traditional absolute return targets in the 7%–8% range may be difficult – even more so in the context of an appropriately diversified portfolio. Perhaps a
more realistic goal is a relative one: outperforming the value of liabilities, by a smaller margin perhaps, but with more diversification and less risk.
Setting a strategic asset allocation to outperform liabilities
Consider a plan whose long-term objective is to outrun plan liabilities. The expected return on liabilities is similar to that of a duration-matched
portfolio of high quality corporate bonds. With low initial yields and the prospect of rising interest rates, expectations for liability growth going
forward should be low. This may seem encouraging after years of surging liability values, but it also poses two critical questions to investors: First, how

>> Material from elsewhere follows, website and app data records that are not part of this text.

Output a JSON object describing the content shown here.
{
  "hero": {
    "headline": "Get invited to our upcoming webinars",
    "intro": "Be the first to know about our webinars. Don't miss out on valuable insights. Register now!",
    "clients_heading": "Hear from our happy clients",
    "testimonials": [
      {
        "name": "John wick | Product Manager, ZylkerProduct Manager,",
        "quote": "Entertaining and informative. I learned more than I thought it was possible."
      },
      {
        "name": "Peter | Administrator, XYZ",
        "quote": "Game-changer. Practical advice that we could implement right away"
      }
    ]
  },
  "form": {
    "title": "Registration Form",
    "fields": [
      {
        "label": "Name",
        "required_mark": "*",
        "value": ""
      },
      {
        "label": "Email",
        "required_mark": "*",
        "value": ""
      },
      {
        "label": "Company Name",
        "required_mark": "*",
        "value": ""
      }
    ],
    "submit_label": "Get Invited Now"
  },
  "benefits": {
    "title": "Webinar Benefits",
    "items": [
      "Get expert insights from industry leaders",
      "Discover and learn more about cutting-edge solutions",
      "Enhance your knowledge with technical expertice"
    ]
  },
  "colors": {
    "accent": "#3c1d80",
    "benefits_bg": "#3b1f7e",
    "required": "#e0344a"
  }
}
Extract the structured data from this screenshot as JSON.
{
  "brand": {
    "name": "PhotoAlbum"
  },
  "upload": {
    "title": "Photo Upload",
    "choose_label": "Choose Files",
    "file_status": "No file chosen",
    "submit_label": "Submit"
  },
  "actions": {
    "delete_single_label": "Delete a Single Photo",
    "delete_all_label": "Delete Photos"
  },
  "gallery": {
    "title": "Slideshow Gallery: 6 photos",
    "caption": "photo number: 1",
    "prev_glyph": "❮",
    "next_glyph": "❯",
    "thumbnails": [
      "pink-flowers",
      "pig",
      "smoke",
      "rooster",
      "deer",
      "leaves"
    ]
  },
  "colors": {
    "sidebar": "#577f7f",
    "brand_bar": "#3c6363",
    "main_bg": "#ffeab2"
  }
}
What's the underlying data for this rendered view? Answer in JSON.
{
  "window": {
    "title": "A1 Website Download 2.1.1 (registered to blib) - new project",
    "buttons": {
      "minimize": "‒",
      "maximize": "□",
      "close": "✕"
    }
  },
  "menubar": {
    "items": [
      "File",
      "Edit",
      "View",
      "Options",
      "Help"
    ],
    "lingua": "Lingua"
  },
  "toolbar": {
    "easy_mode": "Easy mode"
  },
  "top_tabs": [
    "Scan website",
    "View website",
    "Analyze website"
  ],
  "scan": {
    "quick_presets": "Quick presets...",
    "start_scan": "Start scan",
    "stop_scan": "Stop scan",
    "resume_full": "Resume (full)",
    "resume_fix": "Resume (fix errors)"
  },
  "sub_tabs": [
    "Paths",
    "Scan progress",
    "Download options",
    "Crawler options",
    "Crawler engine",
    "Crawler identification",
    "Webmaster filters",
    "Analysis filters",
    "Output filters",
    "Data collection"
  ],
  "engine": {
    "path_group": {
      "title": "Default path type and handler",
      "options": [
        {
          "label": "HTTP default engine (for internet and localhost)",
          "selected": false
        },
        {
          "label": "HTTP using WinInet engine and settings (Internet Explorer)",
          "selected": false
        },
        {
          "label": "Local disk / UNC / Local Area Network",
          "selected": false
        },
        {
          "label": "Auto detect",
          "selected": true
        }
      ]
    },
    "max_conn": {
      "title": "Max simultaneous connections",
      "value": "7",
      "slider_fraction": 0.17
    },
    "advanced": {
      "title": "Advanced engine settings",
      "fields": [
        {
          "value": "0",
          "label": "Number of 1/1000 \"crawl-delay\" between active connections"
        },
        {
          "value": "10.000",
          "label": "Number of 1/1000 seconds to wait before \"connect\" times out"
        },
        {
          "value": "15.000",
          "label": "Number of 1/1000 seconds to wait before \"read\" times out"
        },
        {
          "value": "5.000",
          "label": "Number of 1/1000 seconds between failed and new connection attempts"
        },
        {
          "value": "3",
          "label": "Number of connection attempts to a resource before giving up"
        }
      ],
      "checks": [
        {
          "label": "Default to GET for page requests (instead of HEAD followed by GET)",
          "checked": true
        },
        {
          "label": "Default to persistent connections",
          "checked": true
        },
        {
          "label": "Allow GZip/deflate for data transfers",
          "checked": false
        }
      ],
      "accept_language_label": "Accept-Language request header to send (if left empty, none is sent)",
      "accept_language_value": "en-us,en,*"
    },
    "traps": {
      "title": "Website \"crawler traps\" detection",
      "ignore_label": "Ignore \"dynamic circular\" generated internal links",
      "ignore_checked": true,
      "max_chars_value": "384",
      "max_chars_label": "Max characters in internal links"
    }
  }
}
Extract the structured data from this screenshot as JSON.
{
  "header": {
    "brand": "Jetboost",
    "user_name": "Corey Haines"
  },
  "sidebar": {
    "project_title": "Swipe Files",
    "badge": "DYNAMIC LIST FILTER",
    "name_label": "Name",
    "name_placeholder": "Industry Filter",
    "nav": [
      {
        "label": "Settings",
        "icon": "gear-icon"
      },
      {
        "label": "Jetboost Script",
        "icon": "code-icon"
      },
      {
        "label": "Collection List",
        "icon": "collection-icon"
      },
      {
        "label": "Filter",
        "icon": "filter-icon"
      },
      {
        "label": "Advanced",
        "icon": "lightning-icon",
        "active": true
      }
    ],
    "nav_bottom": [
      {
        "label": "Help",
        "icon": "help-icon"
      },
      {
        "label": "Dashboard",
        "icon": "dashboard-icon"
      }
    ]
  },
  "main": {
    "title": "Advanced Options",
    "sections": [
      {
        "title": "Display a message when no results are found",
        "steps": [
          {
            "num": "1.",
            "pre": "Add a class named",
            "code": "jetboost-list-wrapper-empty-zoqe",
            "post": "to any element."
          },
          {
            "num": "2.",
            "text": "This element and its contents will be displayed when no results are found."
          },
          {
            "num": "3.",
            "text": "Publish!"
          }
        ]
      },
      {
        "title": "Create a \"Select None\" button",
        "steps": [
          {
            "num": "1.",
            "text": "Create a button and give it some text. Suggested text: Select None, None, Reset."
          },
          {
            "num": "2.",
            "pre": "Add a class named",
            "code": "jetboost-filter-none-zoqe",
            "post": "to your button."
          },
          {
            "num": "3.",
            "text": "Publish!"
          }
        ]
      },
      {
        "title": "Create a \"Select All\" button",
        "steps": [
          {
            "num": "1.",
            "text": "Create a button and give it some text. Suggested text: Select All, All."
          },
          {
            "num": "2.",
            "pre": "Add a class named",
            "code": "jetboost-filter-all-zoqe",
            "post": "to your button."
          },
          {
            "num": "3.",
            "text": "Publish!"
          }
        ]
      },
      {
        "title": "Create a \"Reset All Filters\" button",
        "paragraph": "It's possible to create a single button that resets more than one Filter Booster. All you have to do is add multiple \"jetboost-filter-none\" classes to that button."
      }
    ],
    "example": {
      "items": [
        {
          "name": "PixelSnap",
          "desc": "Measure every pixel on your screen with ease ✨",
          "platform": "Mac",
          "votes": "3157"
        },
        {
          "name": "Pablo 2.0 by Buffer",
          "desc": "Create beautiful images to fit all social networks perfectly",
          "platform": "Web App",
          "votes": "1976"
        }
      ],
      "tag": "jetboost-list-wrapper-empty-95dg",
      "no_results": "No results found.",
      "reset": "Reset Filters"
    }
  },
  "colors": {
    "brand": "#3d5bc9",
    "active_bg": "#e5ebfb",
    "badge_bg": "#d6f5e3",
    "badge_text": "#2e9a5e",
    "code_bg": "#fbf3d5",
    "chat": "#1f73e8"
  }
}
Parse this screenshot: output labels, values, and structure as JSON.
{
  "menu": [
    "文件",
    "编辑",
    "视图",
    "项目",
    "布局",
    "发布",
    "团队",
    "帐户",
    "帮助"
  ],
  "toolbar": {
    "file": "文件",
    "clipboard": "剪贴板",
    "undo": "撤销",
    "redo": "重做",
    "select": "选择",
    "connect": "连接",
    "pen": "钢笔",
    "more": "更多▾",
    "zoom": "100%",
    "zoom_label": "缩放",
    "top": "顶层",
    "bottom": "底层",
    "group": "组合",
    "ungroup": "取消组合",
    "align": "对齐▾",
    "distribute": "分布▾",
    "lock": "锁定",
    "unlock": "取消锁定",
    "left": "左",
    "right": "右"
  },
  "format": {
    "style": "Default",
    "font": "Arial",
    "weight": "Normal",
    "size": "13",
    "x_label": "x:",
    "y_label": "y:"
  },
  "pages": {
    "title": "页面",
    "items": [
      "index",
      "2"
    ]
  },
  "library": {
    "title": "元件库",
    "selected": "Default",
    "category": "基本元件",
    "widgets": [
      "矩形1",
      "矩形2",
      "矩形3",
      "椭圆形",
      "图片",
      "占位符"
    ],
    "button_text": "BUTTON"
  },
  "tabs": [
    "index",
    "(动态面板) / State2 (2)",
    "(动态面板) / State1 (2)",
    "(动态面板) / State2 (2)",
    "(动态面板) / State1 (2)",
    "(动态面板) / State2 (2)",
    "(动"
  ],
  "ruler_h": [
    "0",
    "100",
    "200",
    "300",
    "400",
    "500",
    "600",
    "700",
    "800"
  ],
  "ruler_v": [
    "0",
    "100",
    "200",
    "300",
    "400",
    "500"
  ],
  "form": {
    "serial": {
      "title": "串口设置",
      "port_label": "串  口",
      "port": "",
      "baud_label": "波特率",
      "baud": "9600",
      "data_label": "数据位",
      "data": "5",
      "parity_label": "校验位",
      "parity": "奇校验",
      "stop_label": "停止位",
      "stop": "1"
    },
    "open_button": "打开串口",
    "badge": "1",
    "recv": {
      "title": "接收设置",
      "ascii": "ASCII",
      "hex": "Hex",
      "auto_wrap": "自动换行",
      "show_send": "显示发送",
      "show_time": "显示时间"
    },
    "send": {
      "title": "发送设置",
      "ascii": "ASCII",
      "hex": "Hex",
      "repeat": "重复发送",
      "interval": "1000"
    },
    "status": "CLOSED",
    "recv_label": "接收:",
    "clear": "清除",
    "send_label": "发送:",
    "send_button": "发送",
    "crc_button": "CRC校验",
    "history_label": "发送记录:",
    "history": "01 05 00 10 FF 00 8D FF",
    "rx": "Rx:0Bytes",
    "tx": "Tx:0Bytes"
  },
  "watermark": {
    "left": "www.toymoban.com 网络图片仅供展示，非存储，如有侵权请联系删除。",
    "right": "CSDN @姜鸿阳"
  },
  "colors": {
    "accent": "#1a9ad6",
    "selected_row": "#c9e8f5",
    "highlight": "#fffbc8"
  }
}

much should we adjust expected returns on other asset classes; and second, what does this imply for asset allocation?
Here is PIMCO’s answer to the first question, in the form of estimated 10-year nominal returns and volatilities for a range of asset classes, both in
absolute terms and relative to liabilities. A couple of important takeaways from Figure 1 below:
- We expect nominal asset returns will be lower than in recent historical periods – not just for bonds, but across most major asset classes.
- The relative positioning of asset class returns will be broadly consistent with traditional expectations (stocks higher than bonds, emerging markets
higher than developed, illiquid higher than liquid, etc.).
- Lower forward-looking returns do not imply lower forward-looking volatility, so the efficiency of traditional portfolio strategies that rely heavily on
equity will likely be diminished.
With respect to the implications for strategic (i.e., long-term) asset allocation of pension investments, the following thoughts may be useful:
- Active management is now more important. When beta returns are low, the importance of alpha increases, both on market-oriented
strategies (stocks and bonds) and alternative assets. Passive strategies may become more costly given their inability to add excess return.
- Liability hedges work in all markets. Maintaining an allocation to long duration bonds is entirely consistent with seeking
outperformance versus liabilities in a risk-focused manner, particularly if these strategies can deliver positive alpha relative to their benchmarks.
- Reduce inefficient assets first. In a lower-return world, asset classes with high tracking error to liabilities will be increasingly
hard to justify on a risk-adjusted basis. These assets should probably be the first to be reduced in the event that plan performance allows for additional
- Maintain flexibility with liquid strategies. It is important to have the flexibility to shift into hedging strategies if and when
funding improves materially. Maintaining liquid investments in the non-hedging portfolio can help provide a ready source of capital to fund increases in
liability-driven investing (LDI).
- Overlays can be a useful tool. Strategies involving derivative overlays (equity or rates) provide a measure of leverage that can help
improve risk-adjusted returns, and may allow for nimble rebalancing in response to market moves.
- Illiquidity can be a driver of return. Illiquid investments need to be treated with care, but should not necessarily be avoided
altogether given their potential for higher risk-adjusted returns. Pensions typically do not face large capital draws – except in the case of accelerated
lump-sum payouts, which are typically known well in advance.
A modest proposal
The need for performance on the asset side of the pension balance sheet remains, but the market environment will likely make achieving those returns more
challenging than ever. On the flip side, flat or rising interest rates should keep liability growth at modest levels going forward. Investors should be
cautious about reaching for high absolute returns in this environment because the amount of risk required to meet historical expectations may be excessive.
Instead, a strategy that seeks modest outperformance and lower risk versus liabilities will have more flexibility to invest across a diversified range of
asset classes and, we believe, a greater probability of success.